    Catharsis is Stickles' fuel, and The Monitor is a 65-minute endorsement of angst and opposition as the best way to present that combustible sorrow.
    • 78 Metascore
    • 87 Critic Score
    The album sounds ridiculously heavy, with many songs-- including the gurgling "I'm Slowly Turning Into You" and the Dusty Springfield cover "I Just Don't Know What to Do With Myself"-- easily trumping their studio counterparts.
    • 85 Metascore
    • 87 Critic Score
    High Violet is the sound of a band taking a mandate to be a meaningful rock band seriously, and they play the part so fully that, to some, it may be off-putting. But these aren't mawkish, empty gestures; they're anxious, personal songs projected onto wide screens.
    • 84 Metascore
    • 87 Critic Score
    The combination of the music's essentials-- jackhammer riffs clipped from punk and metal, mid-tempo beats from hip-hop and electro, and supremely catchy sing-song melodies-- is striking on its own, sounding remarkably fresh and unlike anything else right now. But an even greater source of the record's appeal is how it doesn't sound especially referential.
    • 81 Metascore
    • 87 Critic Score
    Love Remains, because of its construction, feels like music that comes from inside, as if the act of listening completes it.
    • 86 Metascore
    • 87 Critic Score
    With Body Talk, Robyn ups the ante for pop stars across the radio dial and raises her own chances of appearing on yours. And for all her three-album talk, she never forgets that cardinal rule of showmanship: Always leave them wanting more.
    • 79 Metascore
    • 87 Critic Score
    If Broken Dreams Club is indeed an honest glimpse of what's ahead, it sounds as though Girls have much more to give.
    • 83 Metascore

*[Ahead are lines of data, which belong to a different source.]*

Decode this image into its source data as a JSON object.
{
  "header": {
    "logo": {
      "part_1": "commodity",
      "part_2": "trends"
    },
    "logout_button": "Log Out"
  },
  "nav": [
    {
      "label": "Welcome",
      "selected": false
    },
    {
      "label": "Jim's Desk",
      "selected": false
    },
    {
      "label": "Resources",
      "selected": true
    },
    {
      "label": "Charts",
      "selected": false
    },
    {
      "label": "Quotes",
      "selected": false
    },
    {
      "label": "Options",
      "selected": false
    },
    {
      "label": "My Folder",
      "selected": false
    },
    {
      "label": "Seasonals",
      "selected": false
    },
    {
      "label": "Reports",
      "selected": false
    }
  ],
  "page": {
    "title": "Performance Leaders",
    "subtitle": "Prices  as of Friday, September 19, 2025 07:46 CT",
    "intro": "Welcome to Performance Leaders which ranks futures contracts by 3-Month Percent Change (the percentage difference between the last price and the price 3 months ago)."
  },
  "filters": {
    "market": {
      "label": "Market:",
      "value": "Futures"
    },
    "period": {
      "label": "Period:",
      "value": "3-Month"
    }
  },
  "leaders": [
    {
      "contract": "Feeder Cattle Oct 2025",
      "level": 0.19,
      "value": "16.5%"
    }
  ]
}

    • 87 Critic Score
    This reissue of Peace Sells, celebrating a quarter century of Megadeth's second but first truly great album, is probably more a sop to those diehards than anything else, but if it turns one curious party into a convert then it's worth it, even in this time of bald cash-grab reissue ugliness.

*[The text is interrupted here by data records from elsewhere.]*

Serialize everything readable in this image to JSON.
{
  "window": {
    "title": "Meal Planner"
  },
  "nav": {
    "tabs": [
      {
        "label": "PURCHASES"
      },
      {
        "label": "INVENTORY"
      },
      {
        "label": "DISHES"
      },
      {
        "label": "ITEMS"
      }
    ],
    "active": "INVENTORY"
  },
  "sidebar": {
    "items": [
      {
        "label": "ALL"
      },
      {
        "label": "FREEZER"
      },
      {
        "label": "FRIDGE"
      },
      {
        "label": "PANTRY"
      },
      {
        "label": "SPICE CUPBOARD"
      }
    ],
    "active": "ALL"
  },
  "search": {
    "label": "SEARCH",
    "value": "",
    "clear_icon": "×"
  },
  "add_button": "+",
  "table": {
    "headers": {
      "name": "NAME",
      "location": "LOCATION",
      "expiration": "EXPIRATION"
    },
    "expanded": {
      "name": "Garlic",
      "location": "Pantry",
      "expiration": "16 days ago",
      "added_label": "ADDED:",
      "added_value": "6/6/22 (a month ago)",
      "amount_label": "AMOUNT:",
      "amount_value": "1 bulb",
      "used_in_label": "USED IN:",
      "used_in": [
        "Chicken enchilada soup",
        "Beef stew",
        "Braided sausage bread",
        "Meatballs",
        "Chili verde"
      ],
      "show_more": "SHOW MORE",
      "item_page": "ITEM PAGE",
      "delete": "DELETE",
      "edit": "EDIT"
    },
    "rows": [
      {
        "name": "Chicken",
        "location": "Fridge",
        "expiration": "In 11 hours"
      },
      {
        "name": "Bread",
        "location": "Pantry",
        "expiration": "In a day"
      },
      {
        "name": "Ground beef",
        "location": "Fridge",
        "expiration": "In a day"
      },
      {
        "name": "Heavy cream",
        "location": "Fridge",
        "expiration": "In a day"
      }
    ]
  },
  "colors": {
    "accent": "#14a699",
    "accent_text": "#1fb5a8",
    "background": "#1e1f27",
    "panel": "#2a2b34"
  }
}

    • 77 Metascore
    • 87 Critic Score
    Real Estate have such a knack for classic-sounding melody that every song quickly engages on a musical gut level.

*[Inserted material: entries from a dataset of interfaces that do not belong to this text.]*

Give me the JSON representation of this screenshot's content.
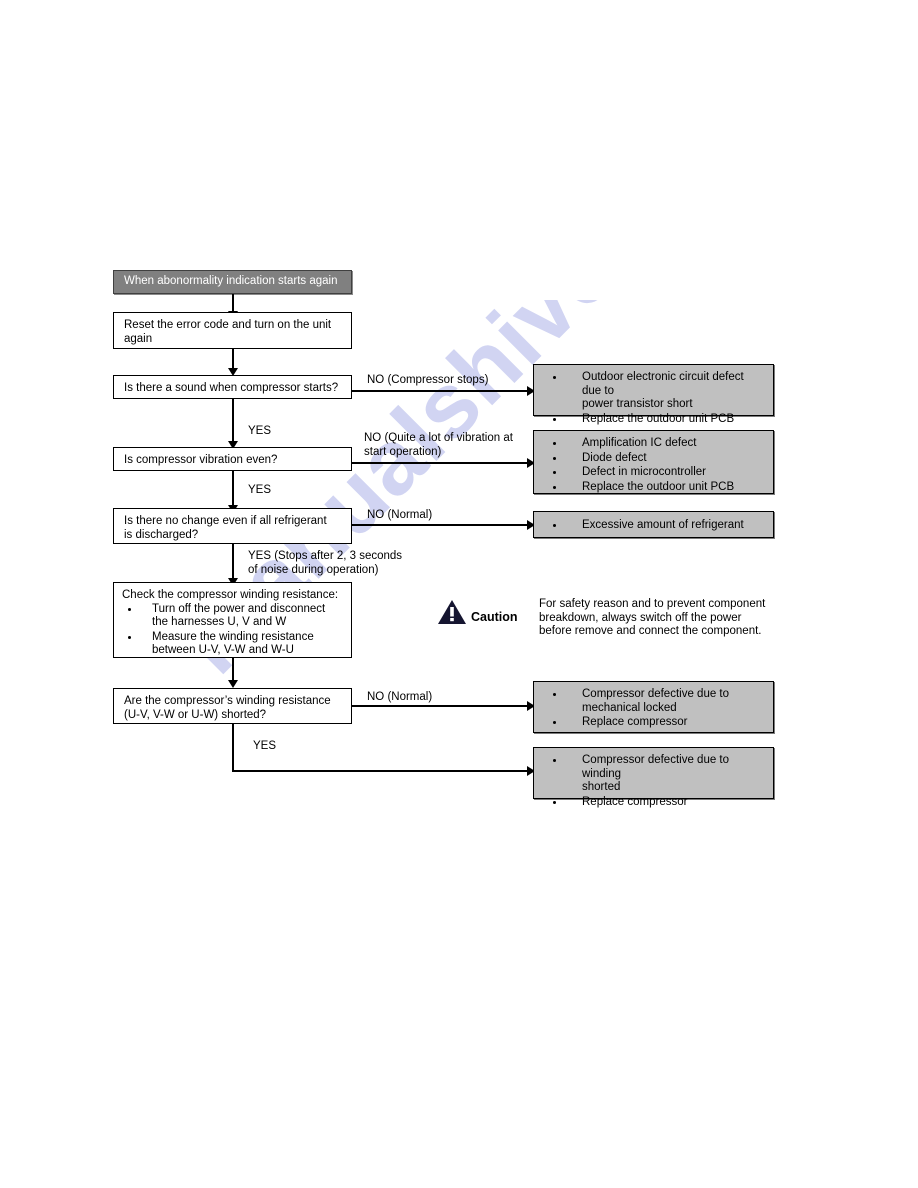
{
  "document": {
    "type": "troubleshooting-flowchart",
    "watermark": "manualshive.com"
  },
  "flow": {
    "header": {
      "label": "When abonormality indication starts again"
    },
    "steps": [
      {
        "id": "reset",
        "lines": [
          "Reset the error code and turn on the unit",
          "again"
        ]
      },
      {
        "id": "sound",
        "lines": [
          "Is there a sound when compressor starts?"
        ]
      },
      {
        "id": "vibration",
        "lines": [
          "Is compressor vibration even?"
        ]
      },
      {
        "id": "refrigerant",
        "lines": [
          "Is there no change even if all refrigerant",
          "is discharged?"
        ]
      },
      {
        "id": "winding-shorted",
        "lines": [
          "Are the compressor’s winding resistance",
          "(U-V, V-W or U-W) shorted?"
        ]
      }
    ],
    "check_box": {
      "title": "Check the compressor winding resistance:",
      "items": [
        {
          "line1": "Turn off the power and disconnect",
          "line2": "the harnesses U, V and W"
        },
        {
          "line1": "Measure the winding resistance",
          "line2": "between U-V, V-W and W-U"
        }
      ]
    },
    "edge_labels": {
      "no_compressor_stops": "NO (Compressor stops)",
      "yes_1": "YES",
      "no_vibration": "NO (Quite a lot of vibration at\nstart operation)",
      "yes_2": "YES",
      "no_normal_1": "NO (Normal)",
      "yes_stops": "YES (Stops after 2, 3 seconds\nof noise during operation)",
      "no_normal_2": "NO (Normal)",
      "yes_3": "YES"
    },
    "results": [
      {
        "id": "result-transistor",
        "items": [
          {
            "line1": "Outdoor electronic circuit defect due to",
            "line2": "power transistor short"
          },
          {
            "line1": "Replace the outdoor unit PCB",
            "line2": ""
          }
        ]
      },
      {
        "id": "result-ic",
        "items": [
          {
            "line1": "Amplification IC defect",
            "line2": ""
          },
          {
            "line1": "Diode defect",
            "line2": ""
          },
          {
            "line1": "Defect in microcontroller",
            "line2": ""
          },
          {
            "line1": "Replace the outdoor unit PCB",
            "line2": ""
          }
        ]
      },
      {
        "id": "result-refrigerant",
        "items": [
          {
            "line1": "Excessive amount of refrigerant",
            "line2": ""
          }
        ]
      },
      {
        "id": "result-mechanical",
        "items": [
          {
            "line1": "Compressor defective due to",
            "line2": "mechanical locked"
          },
          {
            "line1": "Replace compressor",
            "line2": ""
          }
        ]
      },
      {
        "id": "result-winding",
        "items": [
          {
            "line1": "Compressor defective due to winding",
            "line2": "shorted"
          },
          {
            "line1": "Replace compressor",
            "line2": ""
          }
        ]
      }
    ],
    "caution": {
      "word": "Caution",
      "lines": [
        "For safety reason and to prevent component",
        "breakdown, always switch off the power",
        "before remove and connect the component."
      ]
    }
  },
  "colors": {
    "header_fill": "#808080",
    "result_fill": "#c0c0c0",
    "box_border": "#000000",
    "watermark": "#c9cdf0",
    "caution_icon": "#1a1a33"
  }
}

    • 82 Metascore
    • 87 Critic Score
    Parallax feels like a more complete work than any other Atlas Sound record, with the differences between the songs less distinct and everything flowing together more naturally.
    • 88 Metascore
    • 87 Critic Score
    The Drexciya reissue rightly returns the spotlight to the original electro's signature rhythms and analog palette.
    • 88 Metascore
    • 87 Critic Score
    Never before has his music possessed this much majesty, this much command, this much power.
    • 81 Metascore
    • 87 Critic Score
    Death Grips appeals to the knuckle-dragging troglodyte and the smirking smart kid in us: thick-headed goonery and bookish, viscera-free nerdiness, making beautifully misanthropic music together.
    • 80 Metascore
    • 87 Critic Score
    It's not just a collection of hits; it's an album, one that gives the project's familiar nocturnal foreboding a new sense of grandeur.
    • 83 Metascore
    • 87 Critic Score
    It's one thing to be heavy, and it's another thing to be hooky, but Slaughterhouse is the rare garage-rock album to do both so well simultaneously.
    • 86 Metascore
    • 87 Critic Score
    It's the headphones album of the year from a producer with a long history who has come into his own.
    • 74 Metascore
    • 87 Critic Score
    Though the songs themselves are wonderful, that's the powerful source Powers taps into here: if you feel like the dark center of the universe or simply need a little space, Wondrous Bughouse obliges.